You can enter just: python setup.py test_all instead of the above cmd-line since it has been aliased in the setup.cfg file. Check this file for more example commands to use during development.

4. If you made a rather important modification, update also the Changes file and/or other documents (i.e. README.rst). To see the rendered results of the documents, issue the following commands and read the result html at build/sphinx/html/index.html:

$python setup.py build_sphinx # Builds html docs$ python setup.py build_sphinx -b doctest       # Checks if python-code embeded in comments runs ok.

5. If there are no problems, commit your changes with a descriptive message.

6. Repeat this cycle for other bugs/enhancements.

7. When you are finished, push the changes upstream to github and make a merge_request. You can check whether your merge-request indeed passed the tests by checking its build-status on the integration-server’s site (TravisCI).

Hint

Skim through the small IPython developer’s documentantion on the matter: The perfect pull request

## 4.3. Specs & Algorithm¶

This program was implemented from scratch based on this GTR specification (included in the docs/ folder). The latest version of this GTR, along with other related documents can be found at UNECE’s site:

The WLTC-profiles for the various classes in the devtools/data/cycles/ folder were generated from the tables of the specs above using the devtools/csvcolumns8to2.py script, but it still requires an intermediate manual step involving a spreadsheet to copy the table into ands save them as CSV.

Then use the devtools/buildwltcclass.py to construct the respective python-vars into the wltp/model.py sources.
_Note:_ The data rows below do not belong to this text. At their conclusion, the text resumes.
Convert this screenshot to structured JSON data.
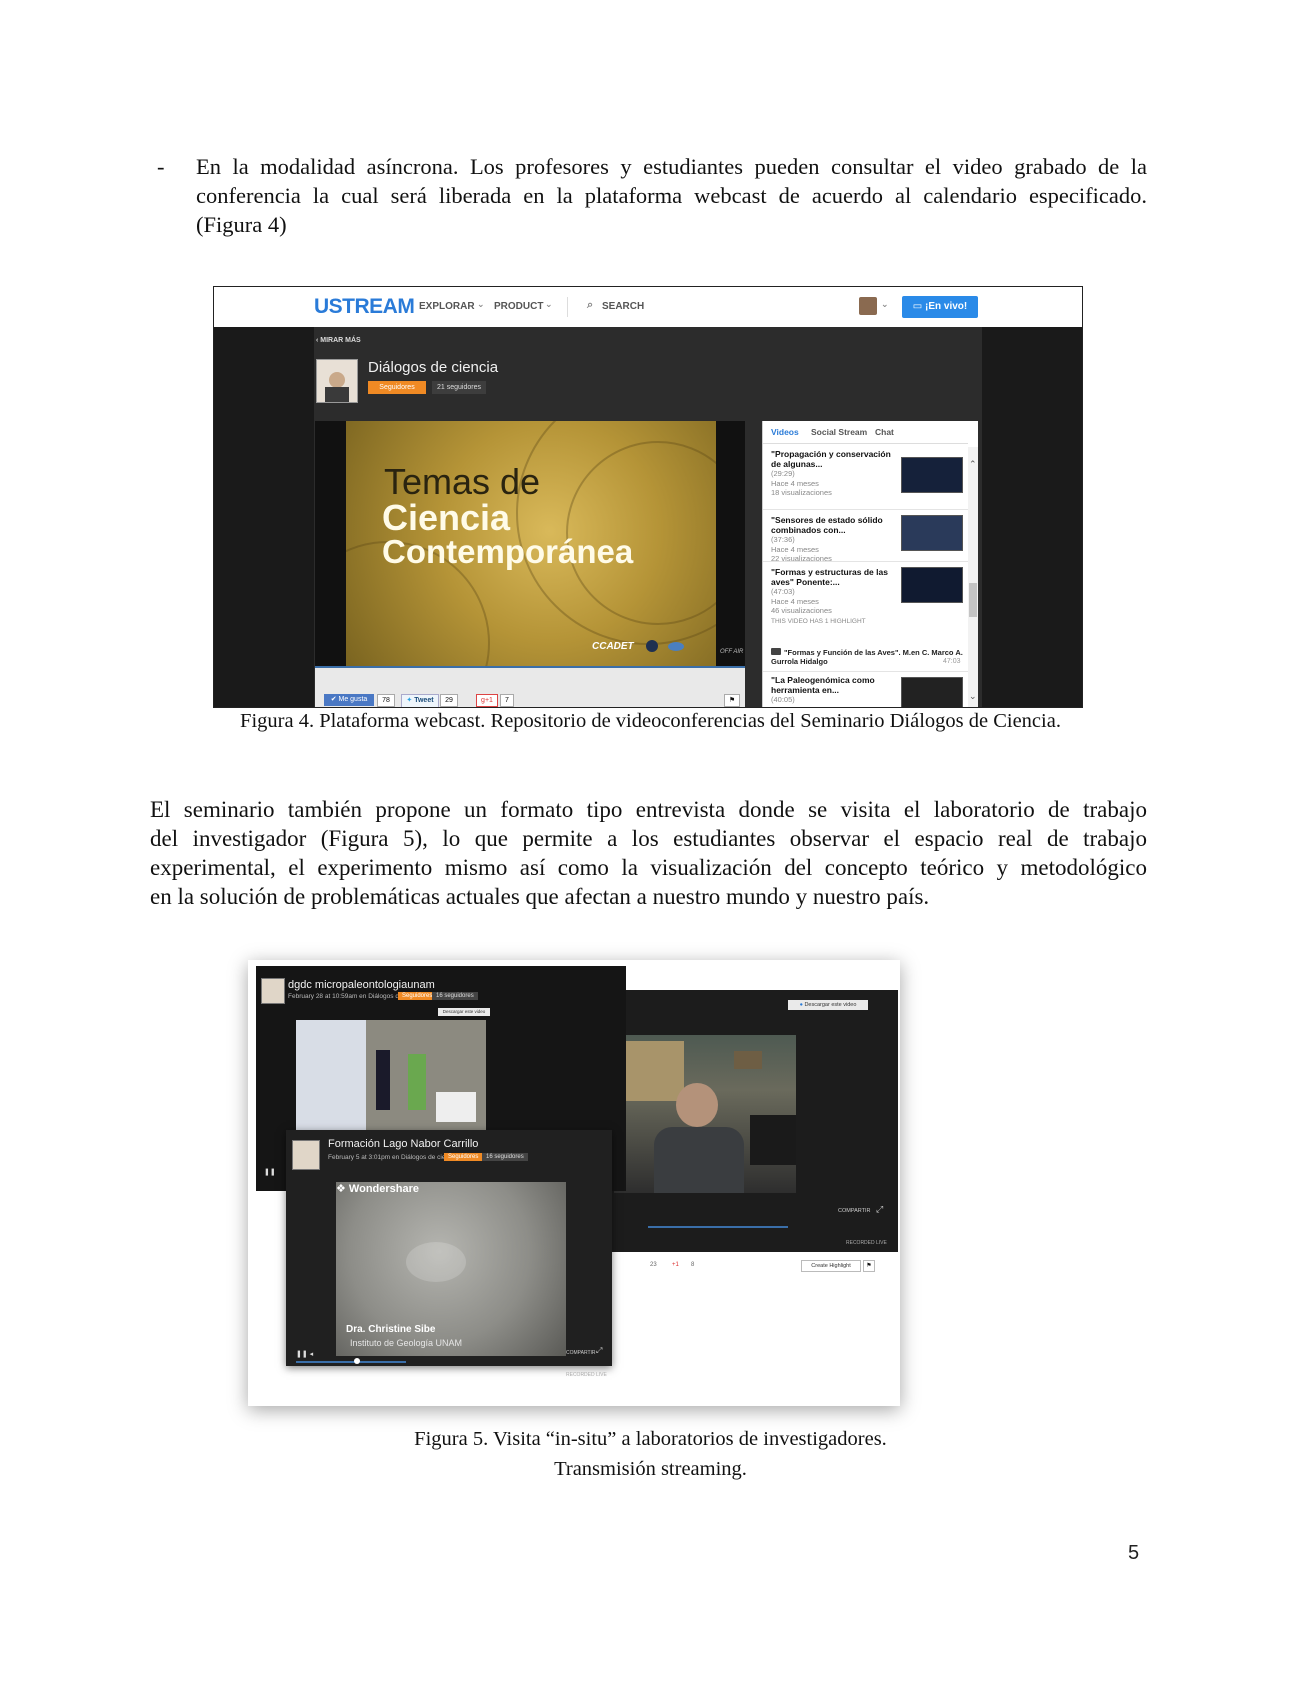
{
  "bullet": {
    "marker": "-",
    "line1": "En la modalidad asíncrona. Los profesores y estudiantes pueden consultar el video grabado de la",
    "line2": "conferencia la cual será liberada en la plataforma webcast de acuerdo al calendario especificado.",
    "line3": "(Figura 4)"
  },
  "figure4": {
    "caption": "Figura 4. Plataforma webcast. Repositorio de videoconferencias del Seminario Diálogos de Ciencia.",
    "topbar": {
      "logo": "USTREAM",
      "nav": [
        "EXPLORAR",
        "PRODUCT",
        "SEARCH"
      ],
      "live_button": "¡En vivo!"
    },
    "back_link": "MIRAR MÁS",
    "channel": {
      "title": "Diálogos de ciencia",
      "follow_button": "Seguidores",
      "followers": "21 seguidores"
    },
    "player": {
      "poster_line1": "Temas de",
      "poster_line2": "Ciencia",
      "poster_line3": "Contemporánea",
      "poster_logo": "CCADET",
      "status": "OFF AIR"
    },
    "social": {
      "like": "Me gusta",
      "like_count": "78",
      "tweet": "Tweet",
      "tweet_count": "29",
      "gplus": "+1",
      "gplus_count": "7"
    },
    "panel": {
      "tabs": [
        "Videos",
        "Social Stream",
        "Chat"
      ],
      "videos": [
        {
          "title": "\"Propagación y conservación de algunas...",
          "duration": "(29:29)",
          "age": "Hace 4 meses",
          "views": "18 visualizaciones"
        },
        {
          "title": "\"Sensores de estado sólido combinados con...",
          "duration": "(37:36)",
          "age": "Hace 4 meses",
          "views": "22 visualizaciones"
        },
        {
          "title": "\"Formas y estructuras de las aves\" Ponente:...",
          "duration": "(47:03)",
          "age": "Hace 4 meses",
          "views": "46 visualizaciones"
        }
      ],
      "highlight_label": "THIS VIDEO HAS 1 HIGHLIGHT",
      "highlight_title": "\"Formas y Función de las Aves\". M.en C. Marco A. Gurrola Hidalgo",
      "highlight_time": "47:03",
      "last_video": {
        "title": "\"La Paleogenómica como herramienta en...",
        "duration": "(40:05)"
      }
    }
  },
  "paragraph": {
    "line1": "El seminario también propone un formato tipo entrevista donde se visita el laboratorio de trabajo",
    "line2": "del investigador (Figura 5), lo que permite a los estudiantes observar el espacio real de trabajo",
    "line3": "experimental, el experimento mismo así como la visualización del concepto teórico y metodológico",
    "line4": "en la solución de problemáticas actuales que afectan a nuestro mundo y nuestro país."
  },
  "figure5": {
    "caption_line1": "Figura 5. Visita “in-situ” a laboratorios de investigadores.",
    "caption_line2": "Transmisión streaming.",
    "window_a": {
      "title": "dgdc micropaleontologiaunam",
      "subtitle": "February 28 at 10:59am en Diálogos de ciencia",
      "follow": "Seguidores",
      "followers": "16 seguidores",
      "download": "Descargar este video"
    },
    "window_b": {
      "download": "Descargar este video",
      "share": "COMPARTIR",
      "status": "RECORDED LIVE",
      "counts": "23",
      "gplus": "+1",
      "gplus_count": "8",
      "highlight": "Create Highlight"
    },
    "window_c": {
      "title": "Formación Lago Nabor Carrillo",
      "subtitle": "February 5 at 3:01pm en Diálogos de ciencia",
      "follow": "Seguidores",
      "followers": "16 seguidores",
      "watermark": "Wondershare",
      "overlay_name": "Dra. Christine Sibe",
      "overlay_inst": "Instituto de Geología UNAM",
      "share": "COMPARTIR",
      "status": "RECORDED LIVE"
    }
  },
  "page_number": "5"
}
Data-files generated from Steven Heinz’s ms-access vehicle info db-table can be processed with the devtools/preprocheinz.py script.

## 4.4. Tests, Metrics & Reports¶

In order to maintain the algorithm stable, a lot of effort has been put to setup a series of test-case and metrics to check the sanity of the results and to compare them with the Heinz-db tool or other datasets included in the project. These tests can be found in the wltp/test/ folders.

Additionally, below are auto-generated representative diagrams with the purpose to track the behavior and the evolution of this project.

You can reuse the plotting code here for building nice ipython-notebooks reports, and (optionally) link them in the wiki of the project (see section above). The actual code for generating diagrams for these metrics is in wltp.plots and it is invoked by scripts in the docs/pyplot/` folder.

### 4.4.1. Mean Engine-speed vs PMR¶

First the mean engine-speed of vehicles are compared with access-db tool, grouped by PMRs:

Both tools generate the same rough engine speeds. There is though a trend for this project to produce lower rpm’s as the PMR of the vehicle increases. But it is difficult to tell what each vehicle does isolated.

The same information is presented again but now each vehicle difference is drawn with an arrow:

It can be seen now that this project’s calculates lower engine-speeds for classes 1 & 3 but the trend is reversed for class 2.

### 4.4.2. Mean Engine-speed vs Gears¶

Below the mean-engine-speeds are drawn against the mean gear used, grouped by classes and class-parts (so that, for instance, a class3 vehicle corresponds to 3 points on the diagram):

## 4.5. Development team¶

• Author:
• Kostis Anagnostopoulos
• Contributing Authors:
• Heinz Steven (test-data, validation and review)
• Georgios Fontaras (simulation, physics & engineering support)
• Alessandro Marotta (policy support)